T helper cells (Th) play a major role in the allergic inflammatory response. The "Th1/Th2 balance hypothesis" proposes that reactions to antigens depend on the interaction between of immune cells and their products. T helper cells differentiate into two different effector cells upon reacting with different antigens (Th1 and Th2 cells). They mount different immune responses and co-regulate each other. Th1 cells secrete cytokines (IL-2, IFN-γ) involved in autoimmune diseases and chronic infection, whereas Th2 cells secrete cytokines (IL-4, IL-5, IL-9, and IL-13) that regulate and augment allergic inflammation. Studies have shown that asthma and allergic rhinitis are diseases showing an abnormal immune response, which is characteristic of an imbalance between the Th1 and Th2 immune response. Inflammation is mainly caused by a Th2 immune response in the respiratory mucosa. The main histopathological feature is large amounts of Th2 cytokines in the tissue [8-10]. Furthermore, the lymphocyte subtypes ratio (T/B, CD4+/CD8+, αβT/γδT) are similar to those of the nasal mucosa [11-13]. Thus, the middle ear mucosa is derived from the upper respiratory system and has a similar immune function as the upper respiratory mucosa. Th1 cells produce IFN-γ, which acts on its target cells by binding to multimeric cell-membrane receptors, while Th2 cells express IL-4, which is a major determinant of the Th2 phenotype. The main signal transduction pathway that mediates IL-4 signals is well documented by Nelms, and starts with the binding of IL-4 to its receptor, IL-4R, which is also preferentially expressed in Th2 cells. The IL-4R signal is transduced by STAT-6, which in turn activates GATA-3. GATA-3 itself can induce IL-4, thus establishing a positive feedback loop. Additionally, the influence of the IL-4 pathway on IFN-r is down-regulated. In order to observe the polarization tendency of T helper cells in the microenvironment of the middle ear, we measured IL-4 and IFN-γ levels in the middle ear fluid of rats in this study. The results showed that IL-4 levels in the middle ear effusion in experimental rats were markedly elevated and the Th2/Th1 ratio was significantly increased. These results agree with those observed in OME patients [14,15], confirming that OME can be induced by upper airway allergy. However, the level of Th1-type cytokines IFN-γ of the middle ear effusion was somewhat lower in the experimental group than in the control group, but the difference was not significant. This result is similar to that of Sun et al. [16-19] and may be related to variations in cytokine secretion, the distribution of discrete data, and the small number of samples included. Furthermore, an improved study with a larger number of experimental rats will be performed in the near future in order to evaluate the mechanism of OME. Our findings confirmed that the middle ear mucosa is a continuation of the upper respiratory mucosa, which is immuno-active. Following exposure to allergens, T cell in the middle ear microenvironment was activated. As a result, a Th polarization response favoring Th2 cells and their cytokines, which is characteristic of type I hypersensitivity, occurred. This can enhance transcription of the IL-4 gene and promote the expression of IL-4, leading to the proliferation and differentiation of Th2 cells in the rat middle ear microenvironment.

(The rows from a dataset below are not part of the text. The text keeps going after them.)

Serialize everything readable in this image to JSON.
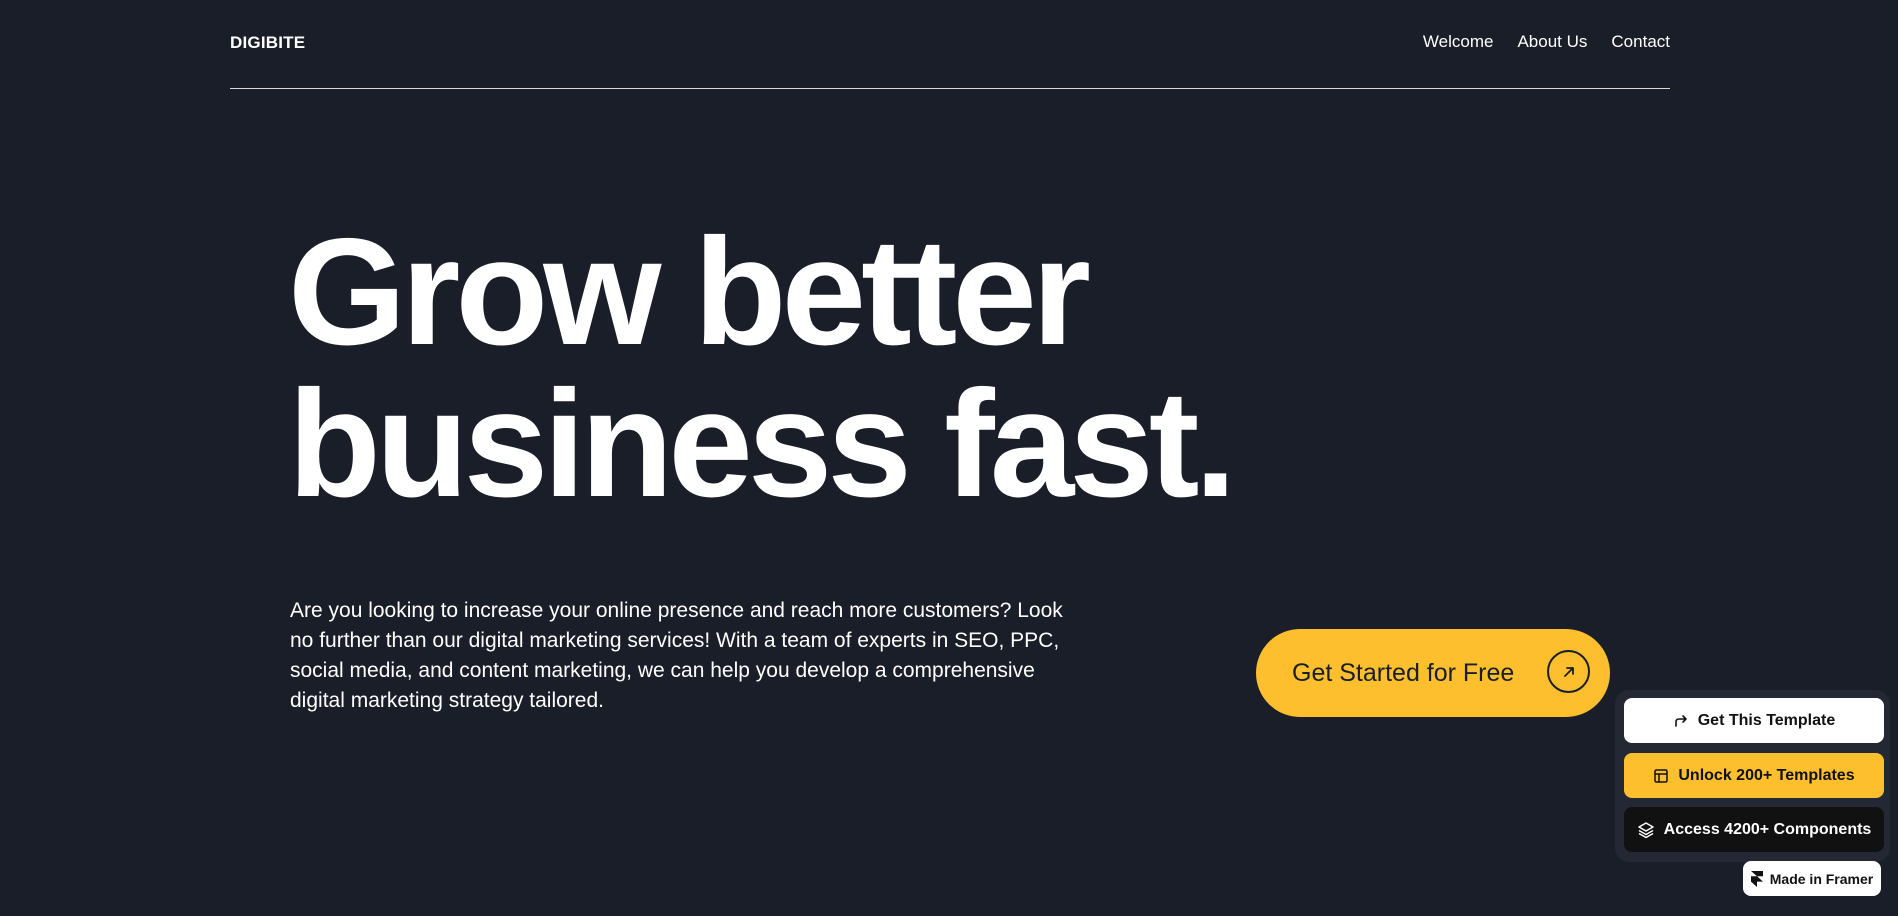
{
  "header": {
    "logo": "DIGIBITE",
    "nav": [
      "Welcome",
      "About Us",
      "Contact"
    ]
  },
  "hero": {
    "title_line1": "Grow better",
    "title_line2": "business fast.",
    "description": "Are you looking to increase your online presence and reach more customers? Look no further than our digital marketing services! With a team of experts in SEO, PPC, social media, and content marketing, we can help you develop a comprehensive digital marketing strategy tailored.",
    "cta_label": "Get Started for Free"
  },
  "promo": {
    "get_template": "Get This Template",
    "unlock_templates": "Unlock 200+ Templates",
    "access_components": "Access 4200+ Components",
    "made_in_framer": "Made in Framer"
  },
  "colors": {
    "background": "#1a1e29",
    "accent": "#fdbf2d",
    "text": "#ffffff"
  },
  "icons": {
    "cta": "arrow-up-right-icon",
    "get_template": "share-arrow-icon",
    "unlock_templates": "layout-icon",
    "access_components": "layers-icon",
    "framer": "framer-logo-icon"
  }
}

Our study showed that an “imbalance in Th1/Th2” is the most important mechanism of OME. Thus, our results may be valuable clinically for estimating the progress of OME by detecting cytokine levels. Further investigations of the regulation of Th2/Th1 polarization in the middle ear microenvironment are warranted to clarify the inflammatory process of OME.

Acknowledgements

This work was supported by the National Natural Science Foundation of China (Grant No.81070777). URL: http://npd.nsfc.gov.cn/. The authors thank Erzhong Fan, Department of Otolaryngology Head and Neck Surgery, Beijing Tong Ren Hospital, Capital Medical University, Key Laboratory of Otolaryngology Head and Neck Surgery (Capital Medical University), for his invaluable technical and scientific assistance without which this project could not have taken place.

References